Man, does THIS one look lovely. For a game where each level is a single room it is so nice. So many colors. Each robot enemy is multi-hued. The game has another punishing learning curve and I would detest it if I was paying per death. But it seems like I should be able to figure it out, since you can run in one direction but shoot in another. Two joysticks! The first two levels are simple, and the third lets you get situated, and it’s such a relief to see those brighter-than-bright colors that you don’t need to spend much time in it. On a darker note, there are so many enemies that it sticks with you. It’s a tough world, especially when humans have been enslaved by robots. And in terms of basic logistics, having played Berzerk for so long before this one, it was hard not to wish I could back out of a room and reenter when the robots were proliferating uncontrollably.

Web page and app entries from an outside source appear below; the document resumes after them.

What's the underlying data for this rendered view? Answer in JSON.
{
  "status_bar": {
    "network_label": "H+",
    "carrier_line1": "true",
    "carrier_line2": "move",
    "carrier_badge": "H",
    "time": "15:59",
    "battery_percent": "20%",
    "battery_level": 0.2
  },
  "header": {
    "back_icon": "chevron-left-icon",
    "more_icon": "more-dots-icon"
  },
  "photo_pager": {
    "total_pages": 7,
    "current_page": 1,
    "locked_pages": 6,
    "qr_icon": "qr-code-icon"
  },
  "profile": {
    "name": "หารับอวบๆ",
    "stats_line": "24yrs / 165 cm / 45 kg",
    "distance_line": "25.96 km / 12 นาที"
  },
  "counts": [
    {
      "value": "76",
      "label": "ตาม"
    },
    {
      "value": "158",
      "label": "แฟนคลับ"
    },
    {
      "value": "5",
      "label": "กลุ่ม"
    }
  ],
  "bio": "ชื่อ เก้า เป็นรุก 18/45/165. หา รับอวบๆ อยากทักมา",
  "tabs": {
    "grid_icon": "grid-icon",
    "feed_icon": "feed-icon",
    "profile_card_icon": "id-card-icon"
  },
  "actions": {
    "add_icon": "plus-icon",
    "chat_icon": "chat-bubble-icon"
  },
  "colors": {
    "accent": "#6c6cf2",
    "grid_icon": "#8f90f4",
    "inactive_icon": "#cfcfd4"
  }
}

This is a platformer that is easier to figure out than Donkey Kong and less frustrating because it scrolls a bit. The artwork is pretty bad, but I like the door-based combat, and far prefer trampolines to ladders when it comes to inter-platform travel. The doors look pretty terrible, though. In terms of graphics this is the cartoon mouse game equivalent of The Langoliers. If made one year later it would just look like it was done on a budget instead of looking eye-bleedingly cheap.
Total classic. And it’s all about inertia. Your ship has inertia, and so do your enemies. So you can tell what they’re going to do, you can tell they aren’t going to suddenly switch directions unfairly, the whole thing is perfectly calibrated. The button you just pushed combines with your existing trajectory to make smooth curves. Another good thing about the inertia is you don’t necessarily have to shoot in the same direction you’re moving. It would take a while for this to get old.
For a game generally recognized as the first side-scroller, it’s impressive that it already contains the “rescue your allies” motif as well as the shooting motif, and it’s even more impressive that the rescuing mechanism works and is often more fun than shooting at enemies. Who are these enemies anyway? I have to avoid the terrain, I have to rescue people, violence is a low priority.
This is just a version of Snake / Rattler Race. Being limited to the Pac-Man style map is not ideal for this kind of game, and the cabinet had a joystick that couldn’t make two turns in quick succession.
Another weird game in Pac-Man maps, this one hit a chord with me. Imagine Pac-Man as a shooter. Yep. You have to shoot the pellets to accumulate them – running over them has no effect. You can run right through the enemies, because what matters is whether you shoot them or they shoot you. [Although by the time you run through one, he’s probably had enough time to shoot you.] The requirement to shoot the dots, and the fact that you can’t shoot THROUGH the dots but your enemies can, makes it challenging despite the enemies’ slow pace. As for why it’s called Eyes, you control an eye. Your looking part is at the front, and the back is red. Your enemies are alien eyes [yellow, green]. Yes, all the characters are Eyes. This game [like Nibbler] was made by a company called Rock-Ola that didn’t really have any hits. I want a copy.
I was a fan of Alleyway on the Game Boy, despite the lack of power-ups. I love the circular version called Vortex on the iPod Classic. In the original [so to speak] Arkanoid, there are power-ups, but they barely improve it because they don’t last long. You should be powered up until you slip up and lose a ball — it’s only fair. Also it would be nice if brick color meant something, but all we get is that the gray ones don’t break.